#### DIRECTIONS:
All entries must be repeated exactly; do not include the pictures.

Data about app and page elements
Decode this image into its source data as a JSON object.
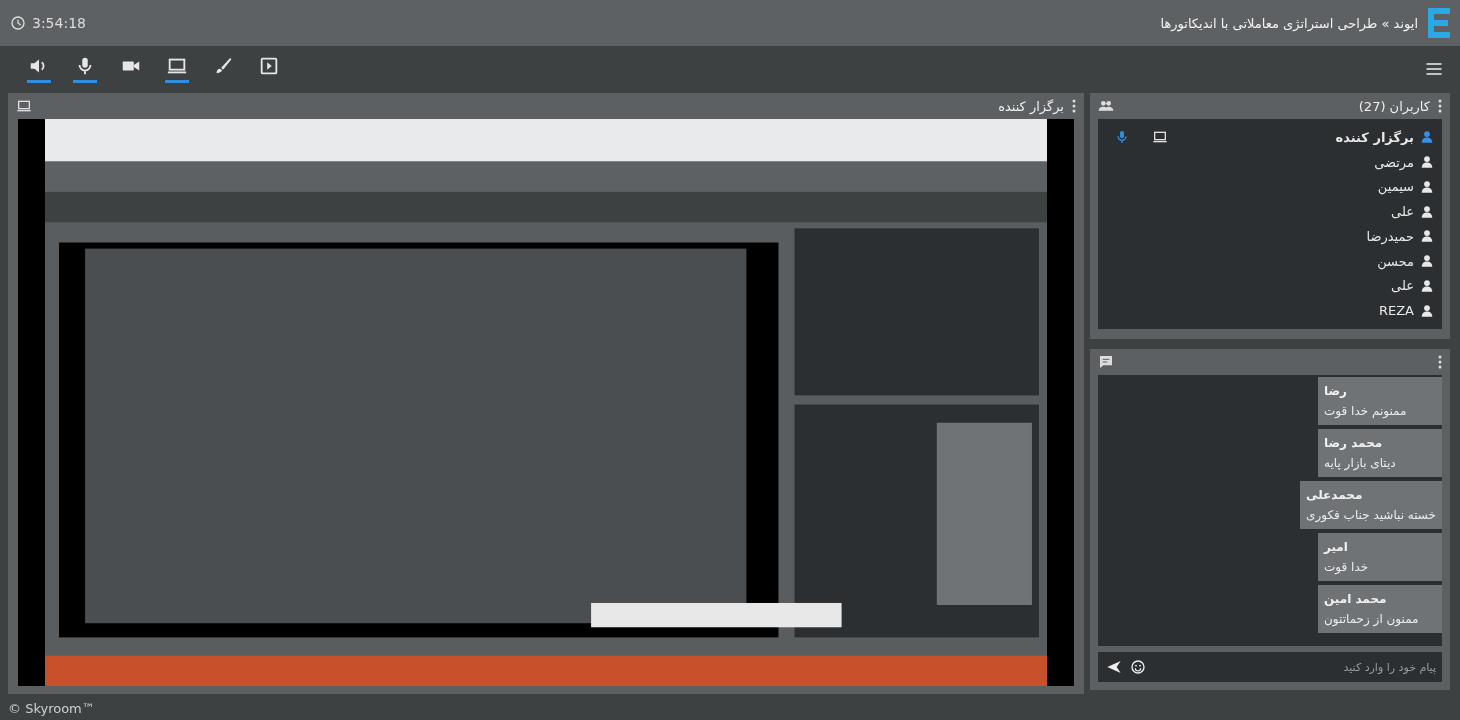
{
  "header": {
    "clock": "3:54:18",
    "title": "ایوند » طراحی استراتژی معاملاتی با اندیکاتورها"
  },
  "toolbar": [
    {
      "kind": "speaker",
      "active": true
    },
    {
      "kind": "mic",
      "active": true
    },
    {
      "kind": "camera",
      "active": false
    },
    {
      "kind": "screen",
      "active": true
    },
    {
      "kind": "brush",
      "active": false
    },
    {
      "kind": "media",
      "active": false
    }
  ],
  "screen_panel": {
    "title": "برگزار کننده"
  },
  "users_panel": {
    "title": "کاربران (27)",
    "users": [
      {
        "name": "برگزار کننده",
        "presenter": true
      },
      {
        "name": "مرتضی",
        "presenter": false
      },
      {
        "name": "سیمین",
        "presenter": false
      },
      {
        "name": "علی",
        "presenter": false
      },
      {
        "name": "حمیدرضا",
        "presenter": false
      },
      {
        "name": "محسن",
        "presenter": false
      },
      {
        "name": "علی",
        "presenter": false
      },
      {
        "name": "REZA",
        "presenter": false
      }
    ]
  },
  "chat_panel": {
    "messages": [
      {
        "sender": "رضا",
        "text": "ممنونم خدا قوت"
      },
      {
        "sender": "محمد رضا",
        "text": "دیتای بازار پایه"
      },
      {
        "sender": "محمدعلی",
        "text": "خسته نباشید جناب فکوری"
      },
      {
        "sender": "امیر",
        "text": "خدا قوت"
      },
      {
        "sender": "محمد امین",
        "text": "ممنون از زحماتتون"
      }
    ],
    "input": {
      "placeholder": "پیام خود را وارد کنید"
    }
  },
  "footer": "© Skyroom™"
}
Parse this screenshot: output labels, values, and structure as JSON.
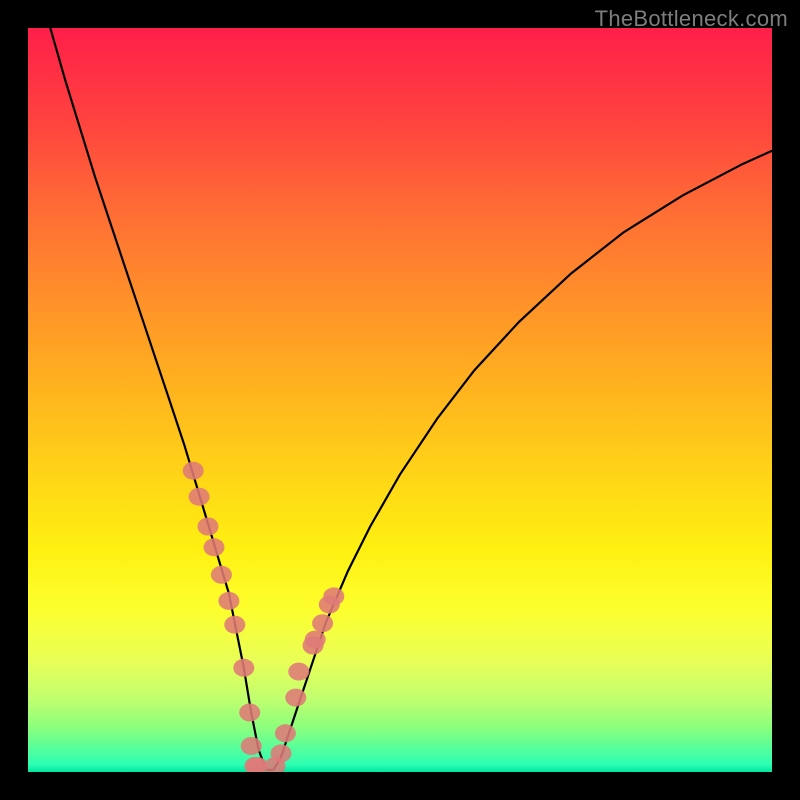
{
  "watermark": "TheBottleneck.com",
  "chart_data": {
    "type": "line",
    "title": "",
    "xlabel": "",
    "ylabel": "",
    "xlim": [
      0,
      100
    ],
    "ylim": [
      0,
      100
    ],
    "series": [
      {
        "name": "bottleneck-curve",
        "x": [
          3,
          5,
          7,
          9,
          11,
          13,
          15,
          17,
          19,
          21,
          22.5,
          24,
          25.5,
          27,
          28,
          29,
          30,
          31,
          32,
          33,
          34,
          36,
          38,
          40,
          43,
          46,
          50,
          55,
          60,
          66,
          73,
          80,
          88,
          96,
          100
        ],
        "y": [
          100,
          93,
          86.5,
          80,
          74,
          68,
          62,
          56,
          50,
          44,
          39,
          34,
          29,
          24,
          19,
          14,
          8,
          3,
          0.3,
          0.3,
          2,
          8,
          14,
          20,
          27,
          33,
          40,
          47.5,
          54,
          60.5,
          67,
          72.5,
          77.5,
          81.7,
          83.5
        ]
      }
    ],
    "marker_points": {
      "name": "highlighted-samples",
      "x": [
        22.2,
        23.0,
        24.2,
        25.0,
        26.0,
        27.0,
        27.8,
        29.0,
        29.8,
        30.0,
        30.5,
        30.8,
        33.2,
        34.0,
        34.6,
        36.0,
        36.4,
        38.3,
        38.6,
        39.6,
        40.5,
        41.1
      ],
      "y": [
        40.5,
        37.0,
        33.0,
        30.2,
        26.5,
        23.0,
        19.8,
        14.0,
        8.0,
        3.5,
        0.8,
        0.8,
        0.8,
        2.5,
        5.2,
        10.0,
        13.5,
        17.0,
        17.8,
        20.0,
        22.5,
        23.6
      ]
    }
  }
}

#### PROBLEM SOLUTION:
Decode this image into its source data as a JSON object.
{
  "header": {
    "clock": "3:54:18",
    "title": "ایوند » طراحی استراتژی معاملاتی با اندیکاتورها"
  },
  "toolbar": [
    {
      "kind": "speaker",
      "active": true
    },
    {
      "kind": "mic",
      "active": true
    },
    {
      "kind": "camera",
      "active": false
    },
    {
      "kind": "screen",
      "active": true
    },
    {
      "kind": "brush",
      "active": false
    },
    {
      "kind": "media",
      "active": false
    }
  ],
  "screen_panel": {
    "title": "برگزار کننده"
  },
  "users_panel": {
    "title": "کاربران (27)",
    "users": [
      {
        "name": "برگزار کننده",
        "presenter": true
      },
      {
        "name": "مرتضی",
        "presenter": false
      },
      {
        "name": "سیمین",
        "presenter": false
      },
      {
        "name": "علی",
        "presenter": false
      },
      {
        "name": "حمیدرضا",
        "presenter": false
      },
      {
        "name": "محسن",
        "presenter": false
      },
      {
        "name": "علی",
        "presenter": false
      },
      {
        "name": "REZA",
        "presenter": false
      }
    ]
  },
  "chat_panel": {
    "messages": [
      {
        "sender": "رضا",
        "text": "ممنونم خدا قوت"
      },
      {
        "sender": "محمد رضا",
        "text": "دیتای بازار پایه"
      },
      {
        "sender": "محمدعلی",
        "text": "خسته نباشید جناب فکوری"
      },
      {
        "sender": "امیر",
        "text": "خدا قوت"
      },
      {
        "sender": "محمد امین",
        "text": "ممنون از زحماتتون"
      }
    ],
    "input": {
      "placeholder": "پیام خود را وارد کنید"
    }
  },
  "footer": "© Skyroom™"
}
Parse this screenshot: output labels, values, and structure as JSON.
{
  "watermark": "TheBottleneck.com",
  "chart_data": {
    "type": "line",
    "title": "",
    "xlabel": "",
    "ylabel": "",
    "xlim": [
      0,
      100
    ],
    "ylim": [
      0,
      100
    ],
    "series": [
      {
        "name": "bottleneck-curve",
        "x": [
          3,
          5,
          7,
          9,
          11,
          13,
          15,
          17,
          19,
          21,
          22.5,
          24,
          25.5,
          27,
          28,
          29,
          30,
          31,
          32,
          33,
          34,
          36,
          38,
          40,
          43,
          46,
          50,
          55,
          60,
          66,
          73,
          80,
          88,
          96,
          100
        ],
        "y": [
          100,
          93,
          86.5,
          80,
          74,
          68,
          62,
          56,
          50,
          44,
          39,
          34,
          29,
          24,
          19,
          14,
          8,
          3,
          0.3,
          0.3,
          2,
          8,
          14,
          20,
          27,
          33,
          40,
          47.5,
          54,
          60.5,
          67,
          72.5,
          77.5,
          81.7,
          83.5
        ]
      }
    ],
    "marker_points": {
      "name": "highlighted-samples",
      "x": [
        22.2,
        23.0,
        24.2,
        25.0,
        26.0,
        27.0,
        27.8,
        29.0,
        29.8,
        30.0,
        30.5,
        30.8,
        33.2,
        34.0,
        34.6,
        36.0,
        36.4,
        38.3,
        38.6,
        39.6,
        40.5,
        41.1
      ],
      "y": [
        40.5,
        37.0,
        33.0,
        30.2,
        26.5,
        23.0,
        19.8,
        14.0,
        8.0,
        3.5,
        0.8,
        0.8,
        0.8,
        2.5,
        5.2,
        10.0,
        13.5,
        17.0,
        17.8,
        20.0,
        22.5,
        23.6
      ]
    }
  }
}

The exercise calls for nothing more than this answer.